This form of hookah, with its waisted body and projecting spout at one side, does not appear before the nineteenth century, nor was its use confined to a particular part of India. This example however, is particularly finely cast and is made of very high-grade solid silver (a grade higher than sterling).
The main body has a particularly flared base which is finely chased with a wide acanthus leaf border. The top of the base has a further acanthus border and a beautiful shoulder of petal-like lappets. The stem has various gadrooned spheres and other elements and this rises to the wide charcoal bowl (which shows ample signs of use) with matching borders of petal lappets and acanthus leaves.
The pipe outlet in the base is attached to the base with a stylised silver snake, perhaps a play on the fact that the pipe attached to the hookah often was called the hookah snake. This set retains its original ‘snake’ which is in exceptionally fine condition.
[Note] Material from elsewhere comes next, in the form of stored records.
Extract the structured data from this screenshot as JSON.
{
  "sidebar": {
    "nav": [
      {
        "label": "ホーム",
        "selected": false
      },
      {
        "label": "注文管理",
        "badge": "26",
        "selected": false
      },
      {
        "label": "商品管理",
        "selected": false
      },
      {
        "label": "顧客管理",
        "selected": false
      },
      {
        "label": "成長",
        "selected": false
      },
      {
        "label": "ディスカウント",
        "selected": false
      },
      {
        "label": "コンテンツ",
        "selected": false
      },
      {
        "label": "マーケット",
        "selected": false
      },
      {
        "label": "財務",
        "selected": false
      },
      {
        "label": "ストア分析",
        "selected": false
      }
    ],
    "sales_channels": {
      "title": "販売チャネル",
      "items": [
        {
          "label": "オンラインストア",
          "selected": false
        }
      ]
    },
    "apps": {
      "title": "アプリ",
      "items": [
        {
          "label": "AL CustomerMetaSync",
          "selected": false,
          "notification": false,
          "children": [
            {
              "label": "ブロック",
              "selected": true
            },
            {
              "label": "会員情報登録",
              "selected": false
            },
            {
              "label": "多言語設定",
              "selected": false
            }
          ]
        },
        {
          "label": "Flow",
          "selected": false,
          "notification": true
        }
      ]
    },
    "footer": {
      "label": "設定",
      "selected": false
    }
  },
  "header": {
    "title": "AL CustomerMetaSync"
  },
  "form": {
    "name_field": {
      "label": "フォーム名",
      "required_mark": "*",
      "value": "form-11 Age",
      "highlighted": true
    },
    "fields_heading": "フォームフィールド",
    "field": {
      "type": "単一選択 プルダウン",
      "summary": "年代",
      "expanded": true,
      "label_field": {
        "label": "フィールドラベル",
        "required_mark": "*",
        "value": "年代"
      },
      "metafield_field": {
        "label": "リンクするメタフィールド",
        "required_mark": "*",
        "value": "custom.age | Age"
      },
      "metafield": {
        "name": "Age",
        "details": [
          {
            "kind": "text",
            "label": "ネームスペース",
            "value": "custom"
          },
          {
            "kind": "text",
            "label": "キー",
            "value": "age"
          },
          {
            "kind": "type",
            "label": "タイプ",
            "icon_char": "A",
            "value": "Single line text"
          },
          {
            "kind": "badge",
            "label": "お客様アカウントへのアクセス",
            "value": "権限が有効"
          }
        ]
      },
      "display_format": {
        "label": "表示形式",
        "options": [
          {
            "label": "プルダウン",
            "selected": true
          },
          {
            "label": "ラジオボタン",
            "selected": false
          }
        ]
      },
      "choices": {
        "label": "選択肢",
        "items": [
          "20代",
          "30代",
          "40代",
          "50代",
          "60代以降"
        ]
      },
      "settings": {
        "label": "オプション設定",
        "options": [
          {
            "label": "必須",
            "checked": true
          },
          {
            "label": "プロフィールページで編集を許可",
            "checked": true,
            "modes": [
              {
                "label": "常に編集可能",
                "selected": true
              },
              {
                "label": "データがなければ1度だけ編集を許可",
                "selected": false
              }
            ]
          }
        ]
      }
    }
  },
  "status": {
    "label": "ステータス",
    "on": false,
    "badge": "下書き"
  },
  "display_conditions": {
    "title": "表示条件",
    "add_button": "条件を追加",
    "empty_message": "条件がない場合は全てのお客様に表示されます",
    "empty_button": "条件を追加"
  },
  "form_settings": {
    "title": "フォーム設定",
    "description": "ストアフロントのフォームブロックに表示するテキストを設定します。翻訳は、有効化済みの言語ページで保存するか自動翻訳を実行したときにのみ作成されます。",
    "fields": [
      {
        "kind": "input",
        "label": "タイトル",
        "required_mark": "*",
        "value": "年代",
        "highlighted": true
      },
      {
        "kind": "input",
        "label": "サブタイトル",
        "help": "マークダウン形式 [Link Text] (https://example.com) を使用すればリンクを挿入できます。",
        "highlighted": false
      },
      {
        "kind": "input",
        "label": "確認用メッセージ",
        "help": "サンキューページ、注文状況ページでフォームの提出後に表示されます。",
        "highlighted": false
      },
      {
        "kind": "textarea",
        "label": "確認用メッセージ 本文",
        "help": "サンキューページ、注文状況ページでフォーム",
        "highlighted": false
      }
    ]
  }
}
The ends are of carved horn and the pipe itself is of carefully woven strips of lantana or rushes.
The set overall is sculptural, very high quality and in excellent condition.
Archer, M. et al, Treasures from India: The Clive Collection at Powis Castle, The National Trust, 1987.
Stronge, S., Bidri Ware: Inlaid Metalwork from India, Victoria & Albert Museum, 1985.